Looking at the entries below, how many lines include the word "JSON"? Answer with the number alone.

━━━━━━

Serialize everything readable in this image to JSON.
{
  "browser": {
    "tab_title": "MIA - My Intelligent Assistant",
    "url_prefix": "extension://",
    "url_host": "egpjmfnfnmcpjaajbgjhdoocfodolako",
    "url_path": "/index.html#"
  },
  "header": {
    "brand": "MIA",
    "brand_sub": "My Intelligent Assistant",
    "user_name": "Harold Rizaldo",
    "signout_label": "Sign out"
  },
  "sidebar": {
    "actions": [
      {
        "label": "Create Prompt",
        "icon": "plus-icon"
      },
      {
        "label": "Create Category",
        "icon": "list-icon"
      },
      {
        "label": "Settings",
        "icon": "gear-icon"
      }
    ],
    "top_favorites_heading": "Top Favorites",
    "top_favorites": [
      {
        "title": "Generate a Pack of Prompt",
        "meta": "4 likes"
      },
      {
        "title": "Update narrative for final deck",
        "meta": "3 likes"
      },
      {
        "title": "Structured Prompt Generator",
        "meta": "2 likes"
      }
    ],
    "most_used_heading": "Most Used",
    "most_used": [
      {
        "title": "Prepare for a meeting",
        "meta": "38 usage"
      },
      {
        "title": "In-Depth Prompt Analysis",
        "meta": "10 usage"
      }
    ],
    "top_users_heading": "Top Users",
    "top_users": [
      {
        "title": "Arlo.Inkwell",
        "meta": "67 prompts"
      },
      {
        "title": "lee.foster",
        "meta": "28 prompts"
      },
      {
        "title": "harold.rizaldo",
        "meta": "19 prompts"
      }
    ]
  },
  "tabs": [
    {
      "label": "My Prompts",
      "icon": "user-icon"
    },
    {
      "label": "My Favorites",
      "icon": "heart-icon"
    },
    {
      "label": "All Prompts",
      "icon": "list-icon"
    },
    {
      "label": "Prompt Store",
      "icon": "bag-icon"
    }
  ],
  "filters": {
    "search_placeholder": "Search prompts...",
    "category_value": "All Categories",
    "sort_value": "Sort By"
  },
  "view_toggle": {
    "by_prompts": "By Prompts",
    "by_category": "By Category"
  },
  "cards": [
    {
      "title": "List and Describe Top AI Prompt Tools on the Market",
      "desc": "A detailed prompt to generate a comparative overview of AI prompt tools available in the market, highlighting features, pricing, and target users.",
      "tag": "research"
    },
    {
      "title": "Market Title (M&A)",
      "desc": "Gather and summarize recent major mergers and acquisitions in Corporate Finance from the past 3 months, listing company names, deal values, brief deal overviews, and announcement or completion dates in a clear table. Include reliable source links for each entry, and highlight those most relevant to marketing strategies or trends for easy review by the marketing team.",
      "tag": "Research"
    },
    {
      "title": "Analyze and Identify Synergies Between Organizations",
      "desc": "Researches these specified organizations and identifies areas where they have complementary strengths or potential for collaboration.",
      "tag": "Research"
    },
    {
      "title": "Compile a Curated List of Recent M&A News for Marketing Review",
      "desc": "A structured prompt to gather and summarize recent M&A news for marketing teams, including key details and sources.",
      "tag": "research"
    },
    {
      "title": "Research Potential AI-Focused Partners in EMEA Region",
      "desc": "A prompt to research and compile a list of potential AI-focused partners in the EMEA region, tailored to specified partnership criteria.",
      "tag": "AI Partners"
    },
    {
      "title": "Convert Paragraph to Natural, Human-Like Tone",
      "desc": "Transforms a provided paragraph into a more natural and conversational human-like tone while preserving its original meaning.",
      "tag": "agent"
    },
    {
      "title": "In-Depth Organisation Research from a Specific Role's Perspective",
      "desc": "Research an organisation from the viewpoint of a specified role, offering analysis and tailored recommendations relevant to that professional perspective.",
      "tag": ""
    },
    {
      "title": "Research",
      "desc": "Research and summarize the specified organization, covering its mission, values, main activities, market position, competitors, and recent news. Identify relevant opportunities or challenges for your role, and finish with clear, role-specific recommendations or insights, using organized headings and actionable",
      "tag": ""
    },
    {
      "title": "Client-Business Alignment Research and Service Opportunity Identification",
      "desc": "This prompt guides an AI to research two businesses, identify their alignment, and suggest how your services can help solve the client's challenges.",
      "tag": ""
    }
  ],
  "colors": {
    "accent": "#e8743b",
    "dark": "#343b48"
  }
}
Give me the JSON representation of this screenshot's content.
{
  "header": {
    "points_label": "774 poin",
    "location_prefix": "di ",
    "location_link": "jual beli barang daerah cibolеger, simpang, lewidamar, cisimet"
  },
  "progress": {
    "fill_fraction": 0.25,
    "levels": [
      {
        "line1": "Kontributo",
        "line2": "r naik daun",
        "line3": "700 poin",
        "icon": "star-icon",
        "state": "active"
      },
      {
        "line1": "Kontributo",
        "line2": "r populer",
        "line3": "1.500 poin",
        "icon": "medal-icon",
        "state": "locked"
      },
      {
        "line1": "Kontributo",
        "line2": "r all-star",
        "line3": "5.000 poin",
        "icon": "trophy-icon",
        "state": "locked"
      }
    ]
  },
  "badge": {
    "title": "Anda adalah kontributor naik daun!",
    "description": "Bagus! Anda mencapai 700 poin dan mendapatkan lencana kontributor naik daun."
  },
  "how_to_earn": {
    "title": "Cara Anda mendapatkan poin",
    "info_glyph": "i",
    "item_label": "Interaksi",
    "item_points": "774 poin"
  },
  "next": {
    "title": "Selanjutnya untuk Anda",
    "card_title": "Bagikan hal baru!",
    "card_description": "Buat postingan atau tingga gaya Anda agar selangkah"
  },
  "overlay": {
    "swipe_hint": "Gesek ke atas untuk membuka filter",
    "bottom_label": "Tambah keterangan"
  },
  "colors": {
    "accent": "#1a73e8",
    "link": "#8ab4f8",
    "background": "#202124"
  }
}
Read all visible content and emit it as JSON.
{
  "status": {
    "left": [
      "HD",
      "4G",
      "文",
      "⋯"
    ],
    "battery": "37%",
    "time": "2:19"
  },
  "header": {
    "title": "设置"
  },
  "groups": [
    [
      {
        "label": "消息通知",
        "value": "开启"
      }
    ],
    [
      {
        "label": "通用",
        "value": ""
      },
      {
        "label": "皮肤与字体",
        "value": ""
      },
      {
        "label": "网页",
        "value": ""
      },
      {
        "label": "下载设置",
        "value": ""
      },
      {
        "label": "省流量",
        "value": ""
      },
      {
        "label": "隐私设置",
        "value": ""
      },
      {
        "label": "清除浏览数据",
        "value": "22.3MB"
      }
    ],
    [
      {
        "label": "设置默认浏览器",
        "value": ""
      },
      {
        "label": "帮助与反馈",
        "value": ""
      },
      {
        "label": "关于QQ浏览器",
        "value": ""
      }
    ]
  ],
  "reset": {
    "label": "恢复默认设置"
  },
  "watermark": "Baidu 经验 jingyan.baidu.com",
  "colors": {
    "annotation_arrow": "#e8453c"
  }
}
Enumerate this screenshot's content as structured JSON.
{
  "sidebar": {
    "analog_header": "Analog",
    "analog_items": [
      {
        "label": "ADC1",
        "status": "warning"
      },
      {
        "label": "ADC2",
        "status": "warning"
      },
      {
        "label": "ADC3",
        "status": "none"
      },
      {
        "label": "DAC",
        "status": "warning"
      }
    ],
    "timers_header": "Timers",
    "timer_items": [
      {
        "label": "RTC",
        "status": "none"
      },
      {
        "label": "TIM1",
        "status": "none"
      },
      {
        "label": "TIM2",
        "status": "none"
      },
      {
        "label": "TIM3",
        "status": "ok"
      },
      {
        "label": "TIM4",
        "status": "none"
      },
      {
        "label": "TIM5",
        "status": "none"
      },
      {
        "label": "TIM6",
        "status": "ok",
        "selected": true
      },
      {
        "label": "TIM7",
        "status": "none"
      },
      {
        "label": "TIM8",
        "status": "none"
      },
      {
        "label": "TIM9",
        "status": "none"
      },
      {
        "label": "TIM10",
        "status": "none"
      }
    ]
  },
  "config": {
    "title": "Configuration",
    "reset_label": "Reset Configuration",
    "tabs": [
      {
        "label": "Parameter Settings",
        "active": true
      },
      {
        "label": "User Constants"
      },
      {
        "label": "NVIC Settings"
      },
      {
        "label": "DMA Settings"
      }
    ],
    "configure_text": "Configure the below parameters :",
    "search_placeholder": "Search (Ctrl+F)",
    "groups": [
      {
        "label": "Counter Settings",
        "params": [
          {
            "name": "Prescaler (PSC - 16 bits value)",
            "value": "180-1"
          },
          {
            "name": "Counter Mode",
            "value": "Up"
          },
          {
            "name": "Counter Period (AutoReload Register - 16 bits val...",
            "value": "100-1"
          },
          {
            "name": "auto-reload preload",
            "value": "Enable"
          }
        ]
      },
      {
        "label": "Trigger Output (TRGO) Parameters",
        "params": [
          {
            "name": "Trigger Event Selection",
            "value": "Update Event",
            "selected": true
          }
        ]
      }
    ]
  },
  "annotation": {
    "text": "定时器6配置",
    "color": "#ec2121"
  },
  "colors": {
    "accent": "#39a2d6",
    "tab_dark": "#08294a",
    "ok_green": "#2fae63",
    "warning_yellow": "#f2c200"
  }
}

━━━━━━

TASK RESULT: 4